Pixies lead battle to break the stranglehold on rock fans of the ticket tout "scoundrels": One of the world's most influential rock bands, Pixies, have denounced "rogues and scoundrels" selling gig tickets at huge markups, as the UK music industry prepares to fight back against touts Observer
A wonky cucumber? No, it's a snozzcumber: A giant, misshapen version of a normal cucumber, a real-life version Roald Dahl's fictional snozzcumber loved by the Big Friendly Giant, is to be sold in supermarkets in the hope it will encourage otherwise reluctant children to eat their greens Mail on Sunday
Health of the NHS
The Observer has an opinion piece by Chris Hopson, chief executive of NHS Providers, the organisation that represents hospitals in England.
He says it is now time for national health chiefs and political leaders to acknowledge publicly that the NHS can no longer deliver what is being asked of it for the funding available.
The paper makes this its front-page lead, saying NHS Providers warned that years of underfunding have left the service facing "impossible" demands.
"In an unprecedentedly bleak assessment of the NHS's own health, NHS Providers tells ministers that widespread breaches of performance targets, chronic understaffing and huge overspends by hospitals mean that it is heading back to the visible decline it last experienced in the 1990s," says the Observer.
The paper says Mr Hopson writes that this means the NHS is increasingly failing to do the job it wants to do and the public needs it to do, through no fault of its own.
The Observer continues: "His intervention comes days before the influential Commons Health Select Committee decides whether to launch a special inquiry into the state of the NHS in England.
"After months dominated by the Brexit debate, the state of the NHS is now emerging as the key domestic challenge facing Theresa May's government."
The Sunday Times reports that researchers have found that electronic boundary systems used to control the roaming of cats do not make them suffer - and may benefit them.
These systems usually use detector wires buried in the ground or strung along fences.

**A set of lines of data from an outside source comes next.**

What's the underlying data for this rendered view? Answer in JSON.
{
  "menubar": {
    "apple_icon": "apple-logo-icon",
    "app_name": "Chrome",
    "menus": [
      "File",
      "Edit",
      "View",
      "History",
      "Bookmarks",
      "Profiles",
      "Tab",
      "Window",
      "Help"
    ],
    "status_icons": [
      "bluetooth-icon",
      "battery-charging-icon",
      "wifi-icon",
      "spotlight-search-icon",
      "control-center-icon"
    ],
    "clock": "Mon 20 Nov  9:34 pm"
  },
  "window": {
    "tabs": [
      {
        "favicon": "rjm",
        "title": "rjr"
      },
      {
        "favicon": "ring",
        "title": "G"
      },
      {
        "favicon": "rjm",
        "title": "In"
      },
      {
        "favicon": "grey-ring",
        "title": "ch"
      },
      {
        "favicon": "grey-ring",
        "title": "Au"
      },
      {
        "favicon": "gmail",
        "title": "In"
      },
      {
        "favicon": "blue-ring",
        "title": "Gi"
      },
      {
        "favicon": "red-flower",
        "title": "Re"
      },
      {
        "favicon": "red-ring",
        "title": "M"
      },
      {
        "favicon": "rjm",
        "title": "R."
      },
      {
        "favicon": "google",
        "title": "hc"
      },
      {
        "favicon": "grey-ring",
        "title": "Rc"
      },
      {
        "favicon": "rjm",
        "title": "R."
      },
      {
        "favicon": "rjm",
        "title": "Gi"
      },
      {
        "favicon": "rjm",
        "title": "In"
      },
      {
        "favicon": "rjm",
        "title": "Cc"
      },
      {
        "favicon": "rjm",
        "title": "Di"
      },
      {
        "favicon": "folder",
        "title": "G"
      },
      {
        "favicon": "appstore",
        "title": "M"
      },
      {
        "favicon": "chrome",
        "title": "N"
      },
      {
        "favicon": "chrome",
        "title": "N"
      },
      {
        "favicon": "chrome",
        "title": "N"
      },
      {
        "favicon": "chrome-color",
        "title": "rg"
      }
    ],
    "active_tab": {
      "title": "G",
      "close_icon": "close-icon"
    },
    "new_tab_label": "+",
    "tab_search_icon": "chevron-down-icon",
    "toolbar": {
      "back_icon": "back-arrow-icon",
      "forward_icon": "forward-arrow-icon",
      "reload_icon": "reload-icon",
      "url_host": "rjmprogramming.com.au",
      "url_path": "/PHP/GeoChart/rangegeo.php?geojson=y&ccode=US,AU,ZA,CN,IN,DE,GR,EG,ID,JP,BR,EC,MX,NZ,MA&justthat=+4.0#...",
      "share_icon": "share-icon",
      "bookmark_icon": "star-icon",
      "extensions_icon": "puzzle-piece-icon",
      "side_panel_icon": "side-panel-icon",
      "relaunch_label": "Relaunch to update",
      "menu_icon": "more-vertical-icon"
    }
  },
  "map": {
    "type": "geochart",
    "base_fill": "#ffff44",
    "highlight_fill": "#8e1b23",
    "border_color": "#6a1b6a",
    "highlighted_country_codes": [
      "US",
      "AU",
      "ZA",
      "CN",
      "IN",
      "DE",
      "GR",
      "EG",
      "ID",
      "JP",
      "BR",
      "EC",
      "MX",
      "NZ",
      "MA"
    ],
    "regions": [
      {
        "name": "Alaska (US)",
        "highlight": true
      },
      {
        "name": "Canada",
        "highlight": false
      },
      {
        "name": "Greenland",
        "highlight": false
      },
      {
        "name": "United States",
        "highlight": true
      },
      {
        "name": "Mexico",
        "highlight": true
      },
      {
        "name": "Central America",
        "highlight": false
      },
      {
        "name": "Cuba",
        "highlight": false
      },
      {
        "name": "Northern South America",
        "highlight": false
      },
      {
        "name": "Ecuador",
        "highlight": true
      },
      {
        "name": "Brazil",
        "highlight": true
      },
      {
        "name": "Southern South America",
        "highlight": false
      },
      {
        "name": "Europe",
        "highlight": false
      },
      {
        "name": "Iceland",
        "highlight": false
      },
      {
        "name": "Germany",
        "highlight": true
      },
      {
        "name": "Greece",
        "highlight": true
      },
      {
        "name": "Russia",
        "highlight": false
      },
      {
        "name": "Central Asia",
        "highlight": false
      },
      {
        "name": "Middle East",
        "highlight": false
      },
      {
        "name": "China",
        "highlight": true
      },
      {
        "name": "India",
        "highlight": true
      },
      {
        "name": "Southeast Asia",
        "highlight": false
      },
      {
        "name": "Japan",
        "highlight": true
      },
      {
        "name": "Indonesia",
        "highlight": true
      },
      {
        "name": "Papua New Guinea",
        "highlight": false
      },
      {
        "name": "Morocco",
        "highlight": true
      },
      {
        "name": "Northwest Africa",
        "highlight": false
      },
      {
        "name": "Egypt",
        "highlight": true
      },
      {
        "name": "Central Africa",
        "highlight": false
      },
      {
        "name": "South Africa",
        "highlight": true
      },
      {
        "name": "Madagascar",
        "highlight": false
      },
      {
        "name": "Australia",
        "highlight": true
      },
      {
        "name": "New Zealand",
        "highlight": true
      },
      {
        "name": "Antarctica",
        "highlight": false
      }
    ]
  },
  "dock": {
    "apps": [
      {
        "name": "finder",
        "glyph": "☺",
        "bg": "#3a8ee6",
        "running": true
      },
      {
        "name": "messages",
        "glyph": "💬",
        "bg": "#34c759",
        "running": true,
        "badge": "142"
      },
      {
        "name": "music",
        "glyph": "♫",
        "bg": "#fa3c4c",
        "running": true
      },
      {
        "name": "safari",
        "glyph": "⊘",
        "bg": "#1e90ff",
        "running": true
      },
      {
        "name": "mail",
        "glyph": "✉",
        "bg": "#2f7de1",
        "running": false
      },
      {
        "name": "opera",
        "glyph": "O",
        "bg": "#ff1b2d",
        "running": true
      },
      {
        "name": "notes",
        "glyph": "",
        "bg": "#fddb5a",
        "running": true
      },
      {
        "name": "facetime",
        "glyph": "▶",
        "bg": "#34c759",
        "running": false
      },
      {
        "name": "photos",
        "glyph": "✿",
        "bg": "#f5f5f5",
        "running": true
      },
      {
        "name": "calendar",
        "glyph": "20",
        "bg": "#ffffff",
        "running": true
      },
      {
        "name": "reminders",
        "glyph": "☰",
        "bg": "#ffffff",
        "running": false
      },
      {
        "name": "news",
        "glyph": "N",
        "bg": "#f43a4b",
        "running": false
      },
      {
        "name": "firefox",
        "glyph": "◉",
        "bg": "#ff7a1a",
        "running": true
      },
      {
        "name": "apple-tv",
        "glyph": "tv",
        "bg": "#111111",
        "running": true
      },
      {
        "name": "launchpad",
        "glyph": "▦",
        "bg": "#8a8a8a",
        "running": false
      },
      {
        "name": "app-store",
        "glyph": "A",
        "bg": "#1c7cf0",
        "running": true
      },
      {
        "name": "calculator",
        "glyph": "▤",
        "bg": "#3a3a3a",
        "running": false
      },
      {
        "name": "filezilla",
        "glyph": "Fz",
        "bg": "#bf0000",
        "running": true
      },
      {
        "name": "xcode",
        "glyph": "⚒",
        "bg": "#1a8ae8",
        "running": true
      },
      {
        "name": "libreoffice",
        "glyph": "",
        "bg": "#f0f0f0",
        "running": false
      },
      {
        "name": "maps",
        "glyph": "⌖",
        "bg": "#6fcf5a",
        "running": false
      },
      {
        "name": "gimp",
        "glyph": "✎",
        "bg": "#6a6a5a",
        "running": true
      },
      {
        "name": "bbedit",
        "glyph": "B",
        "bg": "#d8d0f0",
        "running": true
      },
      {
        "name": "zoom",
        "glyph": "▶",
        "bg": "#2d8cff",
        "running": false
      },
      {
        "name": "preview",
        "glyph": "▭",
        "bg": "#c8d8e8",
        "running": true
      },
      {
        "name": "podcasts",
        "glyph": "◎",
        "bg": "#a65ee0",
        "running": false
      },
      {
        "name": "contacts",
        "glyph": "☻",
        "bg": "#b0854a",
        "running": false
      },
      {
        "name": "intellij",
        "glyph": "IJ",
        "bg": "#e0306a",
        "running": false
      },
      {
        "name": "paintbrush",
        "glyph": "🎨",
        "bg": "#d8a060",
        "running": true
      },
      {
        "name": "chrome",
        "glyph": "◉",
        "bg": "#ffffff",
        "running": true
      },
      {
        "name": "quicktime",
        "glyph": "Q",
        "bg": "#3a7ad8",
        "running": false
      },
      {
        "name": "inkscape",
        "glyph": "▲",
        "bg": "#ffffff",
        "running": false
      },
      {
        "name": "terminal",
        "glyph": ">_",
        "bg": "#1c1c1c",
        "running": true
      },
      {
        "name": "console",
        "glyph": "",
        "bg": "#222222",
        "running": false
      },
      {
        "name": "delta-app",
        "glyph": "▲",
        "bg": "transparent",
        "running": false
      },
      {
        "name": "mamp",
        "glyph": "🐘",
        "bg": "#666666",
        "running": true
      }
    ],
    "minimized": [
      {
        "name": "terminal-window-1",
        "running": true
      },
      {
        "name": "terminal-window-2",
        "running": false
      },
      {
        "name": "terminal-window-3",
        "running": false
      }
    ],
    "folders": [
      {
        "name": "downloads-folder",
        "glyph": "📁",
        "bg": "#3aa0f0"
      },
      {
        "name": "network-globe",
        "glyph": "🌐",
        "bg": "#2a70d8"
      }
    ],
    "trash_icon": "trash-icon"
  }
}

When a cat approaches, its collar first beeps and then delivers a small shock.
The researchers said most cats learned to respond to the beep and were seldom shocked.
The paper reports: "Pet cats can be vilified for fouling neighbours' gardens, killing birds and getting lost - but now an electronic cage that can prevent them from straying beyond their owners' gardens has won the approval of scientists.
"Cat containment systems are controversial among the owners of Britain's 8.1 million cats because they use a collar that delivers a pulse of static electricity when the animals approach preset boundaries.
"Claims that such systems make pets anxious and scared mean few owners use them."
Experts said the systems may even save cats from being run over.
The Sunday Times quotes Naima Kasbaoui, of Lincoln University, as saying: "We found no evidence of long-term welfare problems in cats living with these fences compared to cats able to roam freely."